and select service design options for implementation. For each
design option, evaluate and document the trade-offs associated with
the implementation. Based on these documented trade-offs, choose
the design options that seem most appropriate, considering their
interactions with, and dependencies on, the other design options.
Then, in most organizations, it is typical to submit these options
to decision makers and stakeholders for approval.
- Approve In this phase, decision makers
and stakeholders validate the messaging service design in a lab
environment before approving deployment in a production
environment. When the Approve phase is complete, planning of the
production deployment path starts.
To design a successful messaging system based on Exchange 2007, you must understand the capabilities and limitations of the software and hardware upon which the messaging system is built. Whether you are developing a new Exchange 2007 messaging system, upgrading from a previous Exchange implementation, or migrating from an existing messaging system, you must balance the limitations of your directory service and network infrastructure with the capabilities of your messaging system, operating system, and user software.
Microsoft Operations Framework
In addition to following the guidance and recommendations in the Exchange 2007 product documentation, we also recommend that you review and consider following the additional guidance provided through the Microsoft Operations Framework (MOF), including the MOF Service Management Functions (SMFs). MOF provides operational guidance that enables organizations to achieve mission-critical system reliability, availability, supportability, and manageability of Microsoft products and technologies.
With MOF guidance, you'll be able to assess your current IT service management maturity, prioritize your processes of greatest concern, and apply proven principles and best practices to optimize your management of Microsoft Windows Server and Windows Server-based applications, such as Exchange 2007. SMFs provide operational guidance for Microsoft technologies. SMFs are a core part of MOF, which provides guidance through courses, services, guides, and other materials and media related to reliability, availability, supportability, and manageability of IT solutions. For more information about MOF and SMFs, see Microsoft Operations Framework.

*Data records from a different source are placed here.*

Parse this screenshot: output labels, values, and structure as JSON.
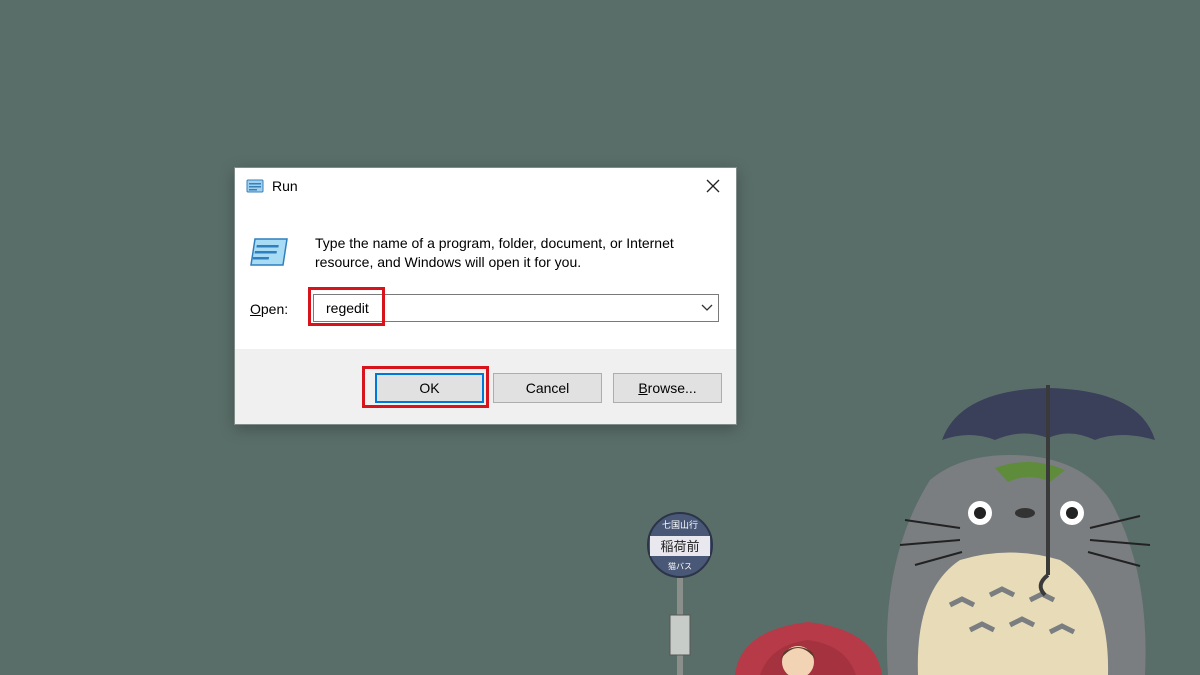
{
  "dialog": {
    "title": "Run",
    "description": "Type the name of a program, folder, document, or Internet resource, and Windows will open it for you.",
    "open_label_underlined": "O",
    "open_label_rest": "pen:",
    "input_value": "regedit",
    "buttons": {
      "ok": "OK",
      "cancel": "Cancel",
      "browse_underlined": "B",
      "browse_rest": "rowse..."
    }
  },
  "wallpaper": {
    "bus_sign_top": "七国山行",
    "bus_sign_main": "稲荷前",
    "bus_sign_bottom": "猫バス"
  },
  "colors": {
    "background": "#5a6e69",
    "highlight": "#d7141c",
    "accent": "#0078d7"
  },
  "icons": {
    "title": "run-app-icon",
    "close": "close-icon",
    "big": "run-app-icon",
    "dropdown": "chevron-down-icon"
  }
}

Best Practices for Deployment
A variety of deployment paths are available for organizations that are planning on deploying Exchange 2007. Although they all achieve the same end result—a successful deployment of Exchange 2007—each path is slightly different because each customer's needs and starting points are different. Generally, though, there are common starting points and paths that cover all supported deployment scenarios, which includes new installs, transitions, and migrations.
We recommend that you review the best practices and necessary requirements for deploying Exchange 2007 in each scenario:
Practices for Deploying a New Exchange Organization
Practices for Transitioning an Exchange Organization
Practices for Migrating from Lotus Notes to an Exchange
Before you start planning for deployment, you may also want to review Common Unsupported Exchange 2007 Configurations.
Choosing an Installation Path
Every Exchange organization is different, but most should match one of the scenarios shown in the following table. Each scenario has different considerations for you as you plan your deployment. Select the scenario that best describes your Exchange organization, and then click the corresponding topic link to learn more about the deployment considerations and options for your scenario.
Scenarios for deploying Exchange Server 2007
You have no e-mail servers.
You have servers that are running only Exchange Server 2003 or running only Exchange 2000 Server.
You will be deploying Exchange in multiple forests.